Type out the entries below again, character for character.

-- -- --

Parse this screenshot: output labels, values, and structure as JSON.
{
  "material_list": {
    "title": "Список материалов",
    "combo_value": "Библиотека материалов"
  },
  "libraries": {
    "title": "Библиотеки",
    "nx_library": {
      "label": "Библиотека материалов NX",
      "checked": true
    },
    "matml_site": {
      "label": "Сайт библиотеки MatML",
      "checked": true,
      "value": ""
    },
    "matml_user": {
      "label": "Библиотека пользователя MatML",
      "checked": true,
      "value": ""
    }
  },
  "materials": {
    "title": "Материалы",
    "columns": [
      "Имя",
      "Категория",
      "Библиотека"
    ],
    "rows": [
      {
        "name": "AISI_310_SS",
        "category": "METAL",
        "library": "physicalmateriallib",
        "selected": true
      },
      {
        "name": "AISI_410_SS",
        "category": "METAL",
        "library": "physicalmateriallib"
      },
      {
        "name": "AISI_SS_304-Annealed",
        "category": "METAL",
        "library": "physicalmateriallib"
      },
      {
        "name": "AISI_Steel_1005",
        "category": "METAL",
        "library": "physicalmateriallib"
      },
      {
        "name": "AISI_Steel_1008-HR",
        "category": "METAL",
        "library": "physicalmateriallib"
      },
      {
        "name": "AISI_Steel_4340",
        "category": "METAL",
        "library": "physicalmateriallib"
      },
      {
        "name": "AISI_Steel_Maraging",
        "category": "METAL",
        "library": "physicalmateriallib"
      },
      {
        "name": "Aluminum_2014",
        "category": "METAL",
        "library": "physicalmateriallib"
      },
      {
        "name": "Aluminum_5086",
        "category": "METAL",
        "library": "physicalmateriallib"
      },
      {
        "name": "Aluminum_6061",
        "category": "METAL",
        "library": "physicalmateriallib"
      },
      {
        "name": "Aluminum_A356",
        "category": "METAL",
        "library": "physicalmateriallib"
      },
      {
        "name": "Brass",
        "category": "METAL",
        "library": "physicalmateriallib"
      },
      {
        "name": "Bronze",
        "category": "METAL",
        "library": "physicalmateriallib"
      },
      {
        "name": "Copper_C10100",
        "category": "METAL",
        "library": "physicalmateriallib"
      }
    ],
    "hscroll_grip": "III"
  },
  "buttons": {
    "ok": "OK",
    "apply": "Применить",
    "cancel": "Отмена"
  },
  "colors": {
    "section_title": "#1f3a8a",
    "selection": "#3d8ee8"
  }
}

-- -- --

Exercise response:
Parse this screenshot: output labels, values, and structure as JSON.
{
  "material_list": {
    "title": "Список материалов",
    "combo_value": "Библиотека материалов"
  },
  "libraries": {
    "title": "Библиотеки",
    "nx_library": {
      "label": "Библиотека материалов NX",
      "checked": true
    },
    "matml_site": {
      "label": "Сайт библиотеки MatML",
      "checked": true,
      "value": ""
    },
    "matml_user": {
      "label": "Библиотека пользователя MatML",
      "checked": true,
      "value": ""
    }
  },
  "materials": {
    "title": "Материалы",
    "columns": [
      "Имя",
      "Категория",
      "Библиотека"
    ],
    "rows": [
      {
        "name": "AISI_310_SS",
        "category": "METAL",
        "library": "physicalmateriallib",
        "selected": true
      },
      {
        "name": "AISI_410_SS",
        "category": "METAL",
        "library": "physicalmateriallib"
      },
      {
        "name": "AISI_SS_304-Annealed",
        "category": "METAL",
        "library": "physicalmateriallib"
      },
      {
        "name": "AISI_Steel_1005",
        "category": "METAL",
        "library": "physicalmateriallib"
      },
      {
        "name": "AISI_Steel_1008-HR",
        "category": "METAL",
        "library": "physicalmateriallib"
      },
      {
        "name": "AISI_Steel_4340",
        "category": "METAL",
        "library": "physicalmateriallib"
      },
      {
        "name": "AISI_Steel_Maraging",
        "category": "METAL",
        "library": "physicalmateriallib"
      },
      {
        "name": "Aluminum_2014",
        "category": "METAL",
        "library": "physicalmateriallib"
      },
      {
        "name": "Aluminum_5086",
        "category": "METAL",
        "library": "physicalmateriallib"
      },
      {
        "name": "Aluminum_6061",
        "category": "METAL",
        "library": "physicalmateriallib"
      },
      {
        "name": "Aluminum_A356",
        "category": "METAL",
        "library": "physicalmateriallib"
      },
      {
        "name": "Brass",
        "category": "METAL",
        "library": "physicalmateriallib"
      },
      {
        "name": "Bronze",
        "category": "METAL",
        "library": "physicalmateriallib"
      },
      {
        "name": "Copper_C10100",
        "category": "METAL",
        "library": "physicalmateriallib"
      }
    ],
    "hscroll_grip": "III"
  },
  "buttons": {
    "ok": "OK",
    "apply": "Применить",
    "cancel": "Отмена"
  },
  "colors": {
    "section_title": "#1f3a8a",
    "selection": "#3d8ee8"
  }
}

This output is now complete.